Animalous Phenomena

The Sunday Nation, via The Electronic Telegraph, reported on the 9th of February 1998 the invasion by some 100 baboons of a hospital in Marsbit, Kenya. The unexpected visitors (was it during visiting hours?) were accused of plucking dextrose drips from patients. Three weeks later, Reuters (via Yahoo) told of a troop of monkeys (species unspecified) staging a pitch invasion at a schoolboy soccer match in Hargeisa, Somalia. Several players were injured while making for shelter, and the police eventually had to open fire to disperse the monkeys, killing an apparent ‘ringleader’.
A consolidated effort, or a mere coincidence?

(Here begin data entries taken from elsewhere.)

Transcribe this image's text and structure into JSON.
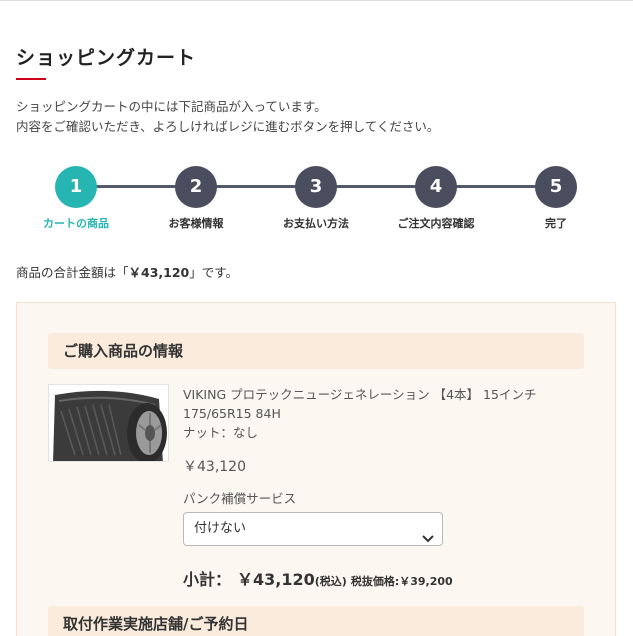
{
  "page": {
    "title": "ショッピングカート",
    "intro_line1": "ショッピングカートの中には下記商品が入っています。",
    "intro_line2": "内容をご確認いただき、よろしければレジに進むボタンを押してください。"
  },
  "steps": [
    {
      "number": "1",
      "label": "カートの商品",
      "active": true
    },
    {
      "number": "2",
      "label": "お客様情報",
      "active": false
    },
    {
      "number": "3",
      "label": "お支払い方法",
      "active": false
    },
    {
      "number": "4",
      "label": "ご注文内容確認",
      "active": false
    },
    {
      "number": "5",
      "label": "完了",
      "active": false
    }
  ],
  "summary": {
    "prefix": "商品の合計金額は「",
    "amount": "￥43,120",
    "suffix": "」です。"
  },
  "purchase": {
    "section_title": "ご購入商品の情報",
    "product_name_line1": "VIKING プロテックニュージェネレーション 【4本】 15インチ",
    "product_name_line2": "175/65R15 84H",
    "product_nut": "ナット：なし",
    "price": "￥43,120",
    "service_label": "パンク補償サービス",
    "service_selected": "付けない",
    "subtotal_label": "小計：",
    "subtotal_amount": "￥43,120",
    "subtotal_tax_note": "(税込)",
    "subtotal_ex_tax": "税抜価格:￥39,200"
  },
  "store": {
    "section_title": "取付作業実施店舗/ご予約日"
  },
  "colors": {
    "accent_teal": "#27b5b2",
    "step_inactive": "#4a4d5e",
    "title_underline": "#d0021b",
    "panel_bg": "#fdf7f1",
    "section_head_bg": "#faebdc"
  },
  "icons": {
    "select_arrow": "chevron-down-icon",
    "product_image": "tire-image"
  }
}
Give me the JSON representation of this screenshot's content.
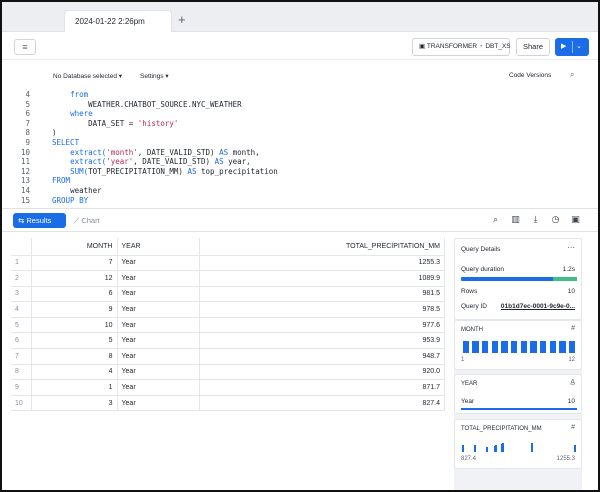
{
  "tab": {
    "title": "2024-01-22 2:26pm",
    "add": "+"
  },
  "toolbar": {
    "context_role": "TRANSFORMER",
    "context_warehouse": "DBT_XS",
    "share_label": "Share"
  },
  "editor": {
    "database_label": "No Database selected",
    "settings_label": "Settings",
    "code_versions_label": "Code Versions"
  },
  "code_lines": [
    {
      "n": "4",
      "indent": "    ",
      "parts": [
        {
          "t": "from",
          "c": "kw"
        }
      ]
    },
    {
      "n": "5",
      "indent": "        ",
      "parts": [
        {
          "t": "WEATHER.CHATBOT_SOURCE.NYC_WEATHER",
          "c": "plain"
        }
      ]
    },
    {
      "n": "6",
      "indent": "    ",
      "parts": [
        {
          "t": "where",
          "c": "kw"
        }
      ]
    },
    {
      "n": "7",
      "indent": "        ",
      "parts": [
        {
          "t": "DATA_SET = ",
          "c": "plain"
        },
        {
          "t": "'history'",
          "c": "str"
        }
      ]
    },
    {
      "n": "8",
      "indent": "",
      "parts": [
        {
          "t": ")",
          "c": "plain"
        }
      ]
    },
    {
      "n": "9",
      "indent": "",
      "parts": [
        {
          "t": "SELECT",
          "c": "kw"
        }
      ]
    },
    {
      "n": "10",
      "indent": "    ",
      "parts": [
        {
          "t": "extract(",
          "c": "kw"
        },
        {
          "t": "'month'",
          "c": "str"
        },
        {
          "t": ", DATE_VALID_STD) ",
          "c": "plain"
        },
        {
          "t": "AS",
          "c": "kw"
        },
        {
          "t": " month,",
          "c": "plain"
        }
      ]
    },
    {
      "n": "11",
      "indent": "    ",
      "parts": [
        {
          "t": "extract(",
          "c": "kw"
        },
        {
          "t": "'year'",
          "c": "str"
        },
        {
          "t": ", DATE_VALID_STD) ",
          "c": "plain"
        },
        {
          "t": "AS",
          "c": "kw"
        },
        {
          "t": " year,",
          "c": "plain"
        }
      ]
    },
    {
      "n": "12",
      "indent": "    ",
      "parts": [
        {
          "t": "SUM(",
          "c": "kw"
        },
        {
          "t": "TOT_PRECIPITATION_MM) ",
          "c": "plain"
        },
        {
          "t": "AS",
          "c": "kw"
        },
        {
          "t": " top_precipitation",
          "c": "plain"
        }
      ]
    },
    {
      "n": "13",
      "indent": "",
      "parts": [
        {
          "t": "FROM",
          "c": "kw"
        }
      ]
    },
    {
      "n": "14",
      "indent": "    ",
      "parts": [
        {
          "t": "weather",
          "c": "plain"
        }
      ]
    },
    {
      "n": "15",
      "indent": "",
      "parts": [
        {
          "t": "GROUP BY",
          "c": "kw"
        }
      ]
    }
  ],
  "results": {
    "results_tab": "Results",
    "chart_tab": "Chart",
    "columns": [
      "MONTH",
      "YEAR",
      "TOTAL_PRECIPITATION_MM"
    ],
    "rows": [
      [
        "1",
        "7",
        "Year",
        "1255.3"
      ],
      [
        "2",
        "12",
        "Year",
        "1089.9"
      ],
      [
        "3",
        "6",
        "Year",
        "981.5"
      ],
      [
        "4",
        "9",
        "Year",
        "978.5"
      ],
      [
        "5",
        "10",
        "Year",
        "977.6"
      ],
      [
        "6",
        "5",
        "Year",
        "953.9"
      ],
      [
        "7",
        "8",
        "Year",
        "948.7"
      ],
      [
        "8",
        "4",
        "Year",
        "920.0"
      ],
      [
        "9",
        "1",
        "Year",
        "871.7"
      ],
      [
        "10",
        "3",
        "Year",
        "827.4"
      ]
    ]
  },
  "query_details": {
    "title": "Query Details",
    "duration_label": "Query duration",
    "duration_value": "1.2s",
    "rows_label": "Rows",
    "rows_value": "10",
    "query_id_label": "Query ID",
    "query_id_value": "01b1d7ec-0001-9c9e-0..."
  },
  "column_stats": {
    "month": {
      "title": "MONTH",
      "min": "1",
      "max": "12",
      "bars": [
        1,
        1,
        1,
        1,
        1,
        1,
        1,
        1,
        1,
        1,
        1,
        1
      ]
    },
    "year": {
      "title": "YEAR",
      "value": "Year",
      "count": "10"
    },
    "precip": {
      "title": "TOTAL_PRECIPITATION_MM",
      "min": "827.4",
      "max": "1255.3"
    }
  },
  "colors": {
    "accent": "#1a6ce7",
    "success": "#3fbf86"
  }
}
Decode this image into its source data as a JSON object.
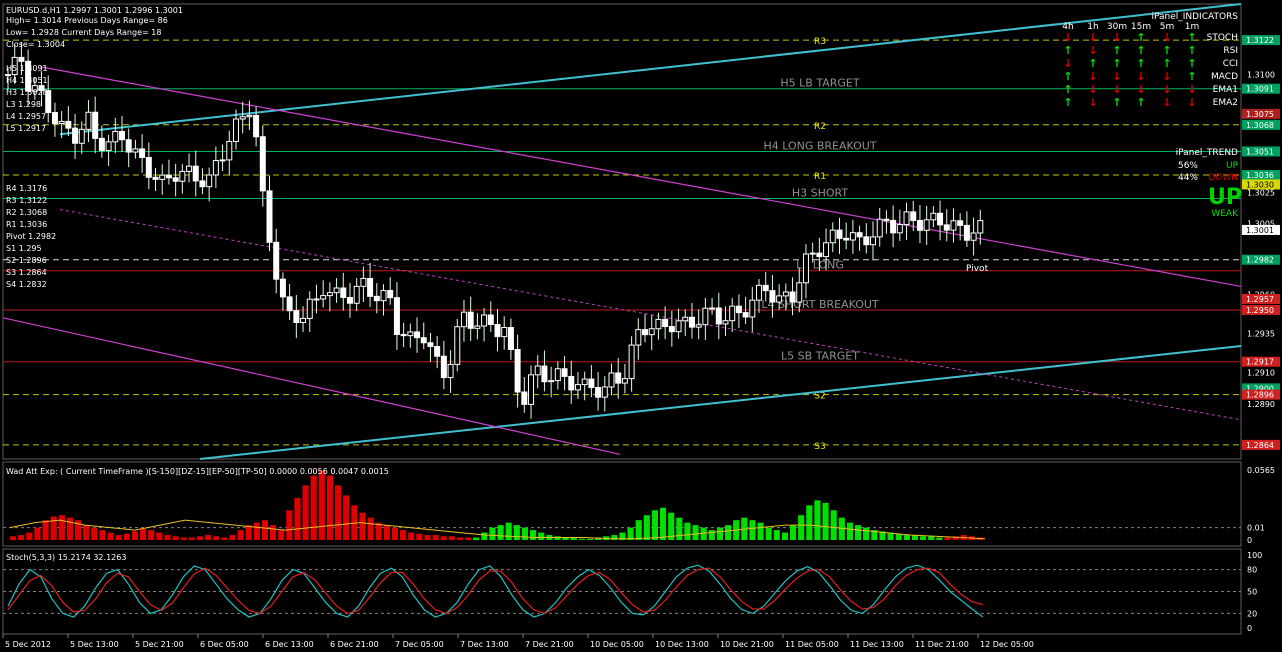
{
  "chart_data": [
    {
      "type": "candlestick",
      "symbol_line": "EURUSD.d,H1  1.2997 1.3001 1.2996 1.3001",
      "info_lines": [
        "High= 1.3014    Previous Days Range= 86",
        "Low= 1.2928    Current Days Range= 18",
        "Close= 1.3004"
      ],
      "ylim": [
        1.2855,
        1.3145
      ],
      "y_ticks": [
        "1.3122",
        "1.3100",
        "1.3075",
        "1.3051",
        "1.3025",
        "1.3005",
        "1.3001",
        "1.2960",
        "1.2935",
        "1.2910",
        "1.2890",
        "1.2864"
      ],
      "close_path": [
        [
          0,
          1.31
        ],
        [
          2,
          1.311
        ],
        [
          3,
          1.3095
        ],
        [
          6,
          1.308
        ],
        [
          8,
          1.3065
        ],
        [
          10,
          1.3062
        ],
        [
          12,
          1.307
        ],
        [
          13,
          1.306
        ],
        [
          15,
          1.3055
        ],
        [
          17,
          1.3062
        ],
        [
          19,
          1.3048
        ],
        [
          21,
          1.304
        ],
        [
          23,
          1.303
        ],
        [
          25,
          1.3038
        ],
        [
          28,
          1.3035
        ],
        [
          30,
          1.3032
        ],
        [
          33,
          1.306
        ],
        [
          35,
          1.3072
        ],
        [
          36,
          1.308
        ],
        [
          37,
          1.306
        ],
        [
          38,
          1.302
        ],
        [
          39,
          1.2995
        ],
        [
          40,
          1.2975
        ],
        [
          41,
          1.2955
        ],
        [
          42,
          1.2945
        ],
        [
          44,
          1.2948
        ],
        [
          46,
          1.2955
        ],
        [
          47,
          1.2965
        ],
        [
          49,
          1.2958
        ],
        [
          51,
          1.296
        ],
        [
          53,
          1.2965
        ],
        [
          55,
          1.296
        ],
        [
          57,
          1.2955
        ],
        [
          58,
          1.294
        ],
        [
          60,
          1.293
        ],
        [
          62,
          1.2935
        ],
        [
          63,
          1.2925
        ],
        [
          64,
          1.2915
        ],
        [
          65,
          1.291
        ],
        [
          66,
          1.292
        ],
        [
          67,
          1.2935
        ],
        [
          68,
          1.2945
        ],
        [
          70,
          1.2942
        ],
        [
          72,
          1.294
        ],
        [
          74,
          1.2938
        ],
        [
          76,
          1.29
        ],
        [
          77,
          1.2895
        ],
        [
          78,
          1.2905
        ],
        [
          79,
          1.291
        ],
        [
          81,
          1.2908
        ],
        [
          84,
          1.2905
        ],
        [
          86,
          1.29
        ],
        [
          87,
          1.2902
        ],
        [
          89,
          1.2898
        ],
        [
          90,
          1.2905
        ],
        [
          92,
          1.291
        ],
        [
          94,
          1.2935
        ],
        [
          95,
          1.294
        ],
        [
          97,
          1.2938
        ],
        [
          99,
          1.2942
        ],
        [
          101,
          1.294
        ],
        [
          103,
          1.2945
        ],
        [
          105,
          1.2948
        ],
        [
          107,
          1.2945
        ],
        [
          109,
          1.2948
        ],
        [
          111,
          1.2955
        ],
        [
          113,
          1.2965
        ],
        [
          115,
          1.2955
        ],
        [
          117,
          1.296
        ],
        [
          119,
          1.298
        ],
        [
          121,
          1.299
        ],
        [
          123,
          1.2995
        ],
        [
          125,
          1.3
        ],
        [
          127,
          1.2992
        ],
        [
          129,
          1.3
        ],
        [
          131,
          1.3005
        ],
        [
          133,
          1.3005
        ],
        [
          135,
          1.3008
        ],
        [
          137,
          1.3005
        ],
        [
          139,
          1.3008
        ],
        [
          141,
          1.3002
        ],
        [
          143,
          1.3
        ],
        [
          145,
          1.3001
        ]
      ],
      "levels": [
        {
          "label": "H5 LB TARGET",
          "value": 1.3091,
          "color": "#00d070"
        },
        {
          "label": "R2",
          "value": 1.3068,
          "color": "#e8e800"
        },
        {
          "label": "H4 LONG BREAKOUT",
          "value": 1.3051,
          "color": "#00d070"
        },
        {
          "label": "R1",
          "value": 1.3036,
          "color": "#e8e800"
        },
        {
          "label": "H3 SHORT",
          "value": 1.3021,
          "color": "#00d070"
        },
        {
          "label": "Pivot",
          "value": 1.2982,
          "color": "#ffffff"
        },
        {
          "label": "L3 LONG",
          "value": 1.2975,
          "color": "#e02020"
        },
        {
          "label": "L4 SHORT BREAKOUT",
          "value": 1.295,
          "color": "#e02020"
        },
        {
          "label": "L5 SB TARGET",
          "value": 1.2917,
          "color": "#e02020"
        },
        {
          "label": "S2",
          "value": 1.2896,
          "color": "#e8e800"
        },
        {
          "label": "R3",
          "value": 1.3122,
          "color": "#e8e800"
        },
        {
          "label": "S3",
          "value": 1.2864,
          "color": "#e8e800"
        }
      ],
      "left_levels": [
        "H5 1.3091",
        "H4 1.3051",
        "H3 1.3028",
        "L3 1.298",
        "L4 1.2957",
        "L5 1.2917",
        "R4 1.3176",
        "R3 1.3122",
        "R2 1.3068",
        "R1 1.3036",
        "Pivot 1.2982",
        "S1 1.295",
        "S2 1.2896",
        "S3 1.2864",
        "S4 1.2832"
      ],
      "price_tags": [
        {
          "text": "1.3122",
          "bg": "#00a060"
        },
        {
          "text": "1.3091",
          "bg": "#00a060"
        },
        {
          "text": "1.3075",
          "bg": "#b02020"
        },
        {
          "text": "1.3068",
          "bg": "#00a060"
        },
        {
          "text": "1.3051",
          "bg": "#00a060"
        },
        {
          "text": "1.3036",
          "bg": "#00a060"
        },
        {
          "text": "1.3030",
          "bg": "#d8d800"
        },
        {
          "text": "1.3001",
          "bg": "#ffffff"
        },
        {
          "text": "1.2982",
          "bg": "#00a060"
        },
        {
          "text": "1.2957",
          "bg": "#d02020"
        },
        {
          "text": "1.2950",
          "bg": "#d02020"
        },
        {
          "text": "1.2917",
          "bg": "#d02020"
        },
        {
          "text": "1.2900",
          "bg": "#00a060"
        },
        {
          "text": "1.2896",
          "bg": "#d02020"
        },
        {
          "text": "1.2864",
          "bg": "#d02020"
        }
      ],
      "x_ticks": [
        "5 Dec 2012",
        "5 Dec 13:00",
        "5 Dec 21:00",
        "6 Dec 05:00",
        "6 Dec 13:00",
        "6 Dec 21:00",
        "7 Dec 05:00",
        "7 Dec 13:00",
        "7 Dec 21:00",
        "10 Dec 05:00",
        "10 Dec 13:00",
        "10 Dec 21:00",
        "11 Dec 05:00",
        "11 Dec 13:00",
        "11 Dec 21:00",
        "12 Dec 05:00"
      ],
      "pivot_label": "Pivot"
    },
    {
      "type": "bar",
      "title": "Wad Att Exp: ( Current TimeFrame )[S-150][DZ-15][EP-50][TP-50] 0.0000 0.0056 0.0047 0.0015",
      "y_ticks": [
        "0.0565",
        "0.01",
        "0"
      ],
      "ylim": [
        0,
        0.0565
      ],
      "values": [
        -0.003,
        -0.004,
        -0.006,
        -0.01,
        -0.016,
        -0.019,
        -0.02,
        -0.018,
        -0.016,
        -0.012,
        -0.01,
        -0.008,
        -0.006,
        -0.004,
        -0.005,
        -0.007,
        -0.009,
        -0.008,
        -0.006,
        -0.004,
        -0.003,
        -0.002,
        -0.002,
        -0.003,
        -0.004,
        -0.003,
        -0.002,
        -0.004,
        -0.008,
        -0.012,
        -0.014,
        -0.016,
        -0.012,
        -0.008,
        -0.024,
        -0.034,
        -0.044,
        -0.052,
        -0.056,
        -0.052,
        -0.044,
        -0.036,
        -0.028,
        -0.022,
        -0.018,
        -0.014,
        -0.012,
        -0.01,
        -0.008,
        -0.006,
        -0.005,
        -0.004,
        -0.004,
        -0.003,
        -0.003,
        -0.002,
        -0.002,
        0.002,
        0.006,
        0.01,
        0.012,
        0.014,
        0.012,
        0.01,
        0.008,
        0.006,
        0.004,
        0.003,
        0.002,
        0.002,
        0.001,
        0.001,
        0.002,
        0.003,
        0.004,
        0.006,
        0.01,
        0.016,
        0.02,
        0.024,
        0.026,
        0.022,
        0.018,
        0.014,
        0.012,
        0.01,
        0.008,
        0.01,
        0.012,
        0.016,
        0.018,
        0.016,
        0.014,
        0.01,
        0.008,
        0.006,
        0.012,
        0.02,
        0.028,
        0.032,
        0.03,
        0.024,
        0.018,
        0.014,
        0.012,
        0.01,
        0.008,
        0.007,
        0.006,
        0.005,
        0.004,
        0.004,
        0.003,
        0.003,
        0.002,
        -0.002,
        -0.003,
        -0.004,
        -0.003,
        -0.002
      ],
      "signal_line": [
        0.01,
        0.014,
        0.016,
        0.012,
        0.01,
        0.008,
        0.012,
        0.016,
        0.014,
        0.012,
        0.01,
        0.008,
        0.01,
        0.012,
        0.014,
        0.012,
        0.01,
        0.008,
        0.006,
        0.004,
        0.003,
        0.002,
        0.002,
        0.002,
        0.001,
        0.001,
        0.002,
        0.004,
        0.006,
        0.008,
        0.01,
        0.012,
        0.012,
        0.01,
        0.008,
        0.006,
        0.004,
        0.003,
        0.002,
        0.001
      ]
    },
    {
      "type": "line",
      "title": "Stoch(5,3,3) 15.2174 32.1263",
      "y_ticks": [
        "100",
        "80",
        "50",
        "20",
        "0"
      ],
      "ylim": [
        0,
        100
      ],
      "series": [
        {
          "color": "#20c0c0",
          "values": [
            30,
            60,
            80,
            70,
            40,
            20,
            15,
            30,
            55,
            75,
            80,
            60,
            35,
            20,
            25,
            45,
            70,
            85,
            80,
            60,
            40,
            25,
            15,
            20,
            40,
            65,
            80,
            75,
            55,
            35,
            20,
            15,
            30,
            55,
            75,
            82,
            70,
            45,
            25,
            15,
            20,
            35,
            60,
            80,
            85,
            70,
            45,
            25,
            15,
            20,
            35,
            55,
            70,
            80,
            72,
            55,
            35,
            20,
            18,
            30,
            50,
            70,
            82,
            86,
            78,
            60,
            40,
            25,
            20,
            30,
            48,
            65,
            78,
            84,
            76,
            58,
            38,
            24,
            20,
            32,
            52,
            70,
            82,
            86,
            80,
            66,
            50,
            38,
            26,
            15
          ]
        },
        {
          "color": "#e02020",
          "values": [
            25,
            45,
            65,
            72,
            58,
            35,
            22,
            24,
            40,
            62,
            75,
            70,
            50,
            32,
            24,
            34,
            55,
            74,
            82,
            72,
            55,
            38,
            24,
            20,
            30,
            50,
            70,
            76,
            66,
            48,
            30,
            20,
            24,
            42,
            62,
            76,
            76,
            60,
            40,
            25,
            20,
            28,
            45,
            66,
            78,
            78,
            62,
            40,
            25,
            20,
            28,
            44,
            60,
            72,
            76,
            66,
            48,
            32,
            22,
            24,
            38,
            56,
            72,
            80,
            82,
            70,
            52,
            36,
            26,
            26,
            38,
            54,
            68,
            78,
            80,
            70,
            52,
            36,
            26,
            28,
            40,
            58,
            72,
            80,
            82,
            76,
            60,
            46,
            36,
            32
          ]
        }
      ]
    }
  ],
  "panel_indicators": {
    "title": "iPanel_INDICATORS",
    "timeframes": [
      "4h",
      "1h",
      "30m",
      "15m",
      "5m",
      "1m"
    ],
    "rows": [
      {
        "name": "STOCH",
        "arrows": [
          "down",
          "down",
          "down",
          "up",
          "down",
          "up"
        ]
      },
      {
        "name": "RSI",
        "arrows": [
          "up",
          "down",
          "up",
          "up",
          "up",
          "up"
        ]
      },
      {
        "name": "CCI",
        "arrows": [
          "down",
          "up",
          "up",
          "up",
          "up",
          "up"
        ]
      },
      {
        "name": "MACD",
        "arrows": [
          "up",
          "down",
          "down",
          "down",
          "down",
          "up"
        ]
      },
      {
        "name": "EMA1",
        "arrows": [
          "up",
          "down",
          "down",
          "down",
          "down",
          "down"
        ]
      },
      {
        "name": "EMA2",
        "arrows": [
          "up",
          "down",
          "up",
          "up",
          "down",
          "down"
        ]
      }
    ]
  },
  "panel_trend": {
    "title": "iPanel_TREND",
    "up_pct": "56%",
    "up_label": "UP",
    "down_pct": "44%",
    "down_label": "DOWN",
    "big_word": "UP",
    "strength": "WEAK"
  },
  "colors": {
    "up": "#00e000",
    "down": "#e00000",
    "grid": "#808080"
  }
}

On a more macabre note, one of Ireland’s oldest cemeteries, the Yew Tree graveyard in Monasterevan, Co. Kildare, has an exhumation of human bones on a nightly basis, according to the Irish Times of February 12th . The graveyard is on the site of a monastery was founded by St. Evan in 570 AD, and is still used for burials. Unfortunately, it’s also used by badgers who have a large sett there, and is consequently the site for their nocturnal earthmoving activities. This is not to the taste of the local community, who rather understandably do not wish to be confronted with the bones of the local deceased whilst perambulating their Sunday way around the sepulchres and sarcophagi. The badgers are not to be illegally evicted, however, as they are protected under the 1976 Wildlife Act. The Heritage Department has overruled this however, and a new home is to found for the unlikely bodysnatchers once they have finished breeding.
Way back in Blather 1.21, ‘Kanga Ruse‘ we did a roundup of a worldwide litany of ‘phantom’ (or at least out of place) kangaroos. That issue had just been dispersed into the networks when occasional Blather moonlighter Loren Coleman responded me, pointing out that he had covered similar (and in some cases, the same) ground in his 1983 book ‘Mysterious America‘ (Faber & Faber ISBN 0-571-12524-7). Thanks to Loren, I finally got a chance to read this book, and it is heartily recommended. It’s now out of print, so if you stumble across a copy, do not hesitate to indulge in it’s procurement.
Coleman examines the weirdness surrounding the ‘Dover Demon’ of 1977, alligators in the sewers, Alien Big Cats, lake monsters, Bigfeet, UFOs, the rather disturbing spectral creature known as ‘momo’, elusive North American apes, the Jersey Devil, Phantom Clowns, The Mad Gasser of Mattoon, and of course, mystery kangaroos. Rather than just being a meander through the reports of strange phenomena, Coleman gives first hand accounts of his investigations into several cases.
As for the Kangaroos, Coleman tracks down a kangaroo with a hard kick which left two policemen with bruised shins in Chicago’s Northwest Side in 1974. No kangaroos were reported missing. 1934, a ‘giant kangaroo sighted in South Pittsburg, Tennessee made headlines when it reportedly killed and partially devoured a few German Shepherds.A search party was formed, to no avail. Another one was spotted in 1949, by the drive of a Greyhound bus which was passing near Grove City, Ohio.
Kangaroos used to make regular appearances between 1957 till 1967 around Coon Falls, Nebraska. They were spotted in 1971 in Kansas, suspiciously around the same time and the same areas as several UFO sightings. This is only a smidgen of the reports described by Coleman, there’s far too many to list here.
Perhaps we should start compiling the Bumper List of Phantom Kangaroos?
In the meantime, here’s a curious, if more mundane tale, from the forteana email list, posted by Mark Norman.
The Times – November 2nd 1945
SYDNEY. Somewhere in the Grafton hills there is a kangaroo wearing a man’s waistcoat with a £5 note in one of the pockets. Two days ago Mr. William Thompson, a Grafton farmer, found the kangaroo caught in the wire fence of his property. Acting on an impulse, he removed the old waistcoat and put it firmly on the kangaroo. He then released the kangaroo, which bounded away, wearing the waistcoat. About three hours later Mr. Thompson remembered with horror that there was a £5 note in one of the pockets of the waistcoat. Ever since then he and his friends have been scouring the countryside for the kangaroo, but so far without success.


Yes, Jon Downes and Graham Inglis have arrived with a roar onto the ‘net, with their very own website. On board are their travelogues and investigations of the recent CFZ sortie to Puerto Rico, ‘Only Fools and Goatsuckers’ to look for the elusive chupacabras. This report is joined by essays on the Big Hairy Men of Scotland and North. America, the Owlman and Morgawr, the monster of Falmouth Bay in Cornwall.
Dave (daev) Walsh
20th March 1998

The disembodied collective editorial voice of the only really nice website in Ireland.